> WHAT NEEDS TO BE DONE
Reproduce the data below in full. Nothing should differ from the original.

[Start of section]

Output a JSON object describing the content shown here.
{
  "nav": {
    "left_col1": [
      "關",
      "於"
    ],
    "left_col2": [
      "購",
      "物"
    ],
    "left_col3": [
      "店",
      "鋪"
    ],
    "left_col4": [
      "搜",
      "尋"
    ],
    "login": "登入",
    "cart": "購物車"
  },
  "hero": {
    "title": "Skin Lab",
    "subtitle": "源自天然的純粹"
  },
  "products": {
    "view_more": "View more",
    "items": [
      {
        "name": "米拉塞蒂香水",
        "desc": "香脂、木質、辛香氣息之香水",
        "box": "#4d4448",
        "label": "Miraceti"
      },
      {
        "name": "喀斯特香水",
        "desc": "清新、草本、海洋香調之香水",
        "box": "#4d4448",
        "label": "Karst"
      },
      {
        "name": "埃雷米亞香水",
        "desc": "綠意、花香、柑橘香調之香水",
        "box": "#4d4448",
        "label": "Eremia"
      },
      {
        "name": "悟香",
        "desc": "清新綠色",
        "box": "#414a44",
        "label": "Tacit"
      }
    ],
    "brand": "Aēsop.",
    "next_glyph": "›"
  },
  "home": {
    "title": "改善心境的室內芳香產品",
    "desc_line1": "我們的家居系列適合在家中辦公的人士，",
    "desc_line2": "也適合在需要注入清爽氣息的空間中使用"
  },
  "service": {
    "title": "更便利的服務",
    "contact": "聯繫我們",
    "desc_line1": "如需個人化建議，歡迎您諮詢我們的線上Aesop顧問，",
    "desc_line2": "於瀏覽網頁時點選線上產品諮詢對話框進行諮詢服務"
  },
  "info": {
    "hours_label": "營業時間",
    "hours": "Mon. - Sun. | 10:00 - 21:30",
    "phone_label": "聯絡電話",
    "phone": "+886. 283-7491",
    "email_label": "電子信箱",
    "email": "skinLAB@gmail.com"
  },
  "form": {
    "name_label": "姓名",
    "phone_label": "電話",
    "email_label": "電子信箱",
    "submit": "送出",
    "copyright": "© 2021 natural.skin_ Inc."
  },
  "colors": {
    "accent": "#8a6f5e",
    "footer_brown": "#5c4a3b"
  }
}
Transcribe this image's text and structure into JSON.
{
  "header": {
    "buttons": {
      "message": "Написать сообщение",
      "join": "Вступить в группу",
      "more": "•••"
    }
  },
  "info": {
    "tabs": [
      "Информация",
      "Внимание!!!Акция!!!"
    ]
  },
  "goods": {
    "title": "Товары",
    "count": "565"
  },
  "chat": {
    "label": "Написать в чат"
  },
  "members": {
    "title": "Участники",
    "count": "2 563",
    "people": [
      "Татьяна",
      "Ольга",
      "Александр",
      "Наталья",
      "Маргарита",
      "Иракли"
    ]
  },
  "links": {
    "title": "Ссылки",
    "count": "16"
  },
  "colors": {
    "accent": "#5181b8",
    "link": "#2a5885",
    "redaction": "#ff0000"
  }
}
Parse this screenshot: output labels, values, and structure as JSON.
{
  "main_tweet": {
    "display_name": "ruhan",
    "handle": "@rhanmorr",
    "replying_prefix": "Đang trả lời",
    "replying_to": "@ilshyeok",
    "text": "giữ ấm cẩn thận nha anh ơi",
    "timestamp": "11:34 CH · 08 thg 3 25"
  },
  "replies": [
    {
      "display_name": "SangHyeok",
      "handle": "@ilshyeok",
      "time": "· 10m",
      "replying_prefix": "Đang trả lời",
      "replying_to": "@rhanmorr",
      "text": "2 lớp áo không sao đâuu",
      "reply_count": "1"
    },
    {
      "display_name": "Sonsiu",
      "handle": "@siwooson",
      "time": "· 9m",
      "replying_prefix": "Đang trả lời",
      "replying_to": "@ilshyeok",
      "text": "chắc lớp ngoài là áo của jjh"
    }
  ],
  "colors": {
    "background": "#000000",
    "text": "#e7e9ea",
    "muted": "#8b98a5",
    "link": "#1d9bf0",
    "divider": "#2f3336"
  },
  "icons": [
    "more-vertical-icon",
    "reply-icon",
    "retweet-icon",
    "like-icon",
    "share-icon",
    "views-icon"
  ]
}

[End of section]

> EXERCISE ANSWER
Output a JSON object describing the content shown here.
{
  "nav": {
    "left_col1": [
      "關",
      "於"
    ],
    "left_col2": [
      "購",
      "物"
    ],
    "left_col3": [
      "店",
      "鋪"
    ],
    "left_col4": [
      "搜",
      "尋"
    ],
    "login": "登入",
    "cart": "購物車"
  },
  "hero": {
    "title": "Skin Lab",
    "subtitle": "源自天然的純粹"
  },
  "products": {
    "view_more": "View more",
    "items": [
      {
        "name": "米拉塞蒂香水",
        "desc": "香脂、木質、辛香氣息之香水",
        "box": "#4d4448",
        "label": "Miraceti"
      },
      {
        "name": "喀斯特香水",
        "desc": "清新、草本、海洋香調之香水",
        "box": "#4d4448",
        "label": "Karst"
      },
      {
        "name": "埃雷米亞香水",
        "desc": "綠意、花香、柑橘香調之香水",
        "box": "#4d4448",
        "label": "Eremia"
      },
      {
        "name": "悟香",
        "desc": "清新綠色",
        "box": "#414a44",
        "label": "Tacit"
      }
    ],
    "brand": "Aēsop.",
    "next_glyph": "›"
  },
  "home": {
    "title": "改善心境的室內芳香產品",
    "desc_line1": "我們的家居系列適合在家中辦公的人士，",
    "desc_line2": "也適合在需要注入清爽氣息的空間中使用"
  },
  "service": {
    "title": "更便利的服務",
    "contact": "聯繫我們",
    "desc_line1": "如需個人化建議，歡迎您諮詢我們的線上Aesop顧問，",
    "desc_line2": "於瀏覽網頁時點選線上產品諮詢對話框進行諮詢服務"
  },
  "info": {
    "hours_label": "營業時間",
    "hours": "Mon. - Sun. | 10:00 - 21:30",
    "phone_label": "聯絡電話",
    "phone": "+886. 283-7491",
    "email_label": "電子信箱",
    "email": "skinLAB@gmail.com"
  },
  "form": {
    "name_label": "姓名",
    "phone_label": "電話",
    "email_label": "電子信箱",
    "submit": "送出",
    "copyright": "© 2021 natural.skin_ Inc."
  },
  "colors": {
    "accent": "#8a6f5e",
    "footer_brown": "#5c4a3b"
  }
}
Transcribe this image's text and structure into JSON.
{
  "header": {
    "buttons": {
      "message": "Написать сообщение",
      "join": "Вступить в группу",
      "more": "•••"
    }
  },
  "info": {
    "tabs": [
      "Информация",
      "Внимание!!!Акция!!!"
    ]
  },
  "goods": {
    "title": "Товары",
    "count": "565"
  },
  "chat": {
    "label": "Написать в чат"
  },
  "members": {
    "title": "Участники",
    "count": "2 563",
    "people": [
      "Татьяна",
      "Ольга",
      "Александр",
      "Наталья",
      "Маргарита",
      "Иракли"
    ]
  },
  "links": {
    "title": "Ссылки",
    "count": "16"
  },
  "colors": {
    "accent": "#5181b8",
    "link": "#2a5885",
    "redaction": "#ff0000"
  }
}
Parse this screenshot: output labels, values, and structure as JSON.
{
  "main_tweet": {
    "display_name": "ruhan",
    "handle": "@rhanmorr",
    "replying_prefix": "Đang trả lời",
    "replying_to": "@ilshyeok",
    "text": "giữ ấm cẩn thận nha anh ơi",
    "timestamp": "11:34 CH · 08 thg 3 25"
  },
  "replies": [
    {
      "display_name": "SangHyeok",
      "handle": "@ilshyeok",
      "time": "· 10m",
      "replying_prefix": "Đang trả lời",
      "replying_to": "@rhanmorr",
      "text": "2 lớp áo không sao đâuu",
      "reply_count": "1"
    },
    {
      "display_name": "Sonsiu",
      "handle": "@siwooson",
      "time": "· 9m",
      "replying_prefix": "Đang trả lời",
      "replying_to": "@ilshyeok",
      "text": "chắc lớp ngoài là áo của jjh"
    }
  ],
  "colors": {
    "background": "#000000",
    "text": "#e7e9ea",
    "muted": "#8b98a5",
    "link": "#1d9bf0",
    "divider": "#2f3336"
  },
  "icons": [
    "more-vertical-icon",
    "reply-icon",
    "retweet-icon",
    "like-icon",
    "share-icon",
    "views-icon"
  ]
}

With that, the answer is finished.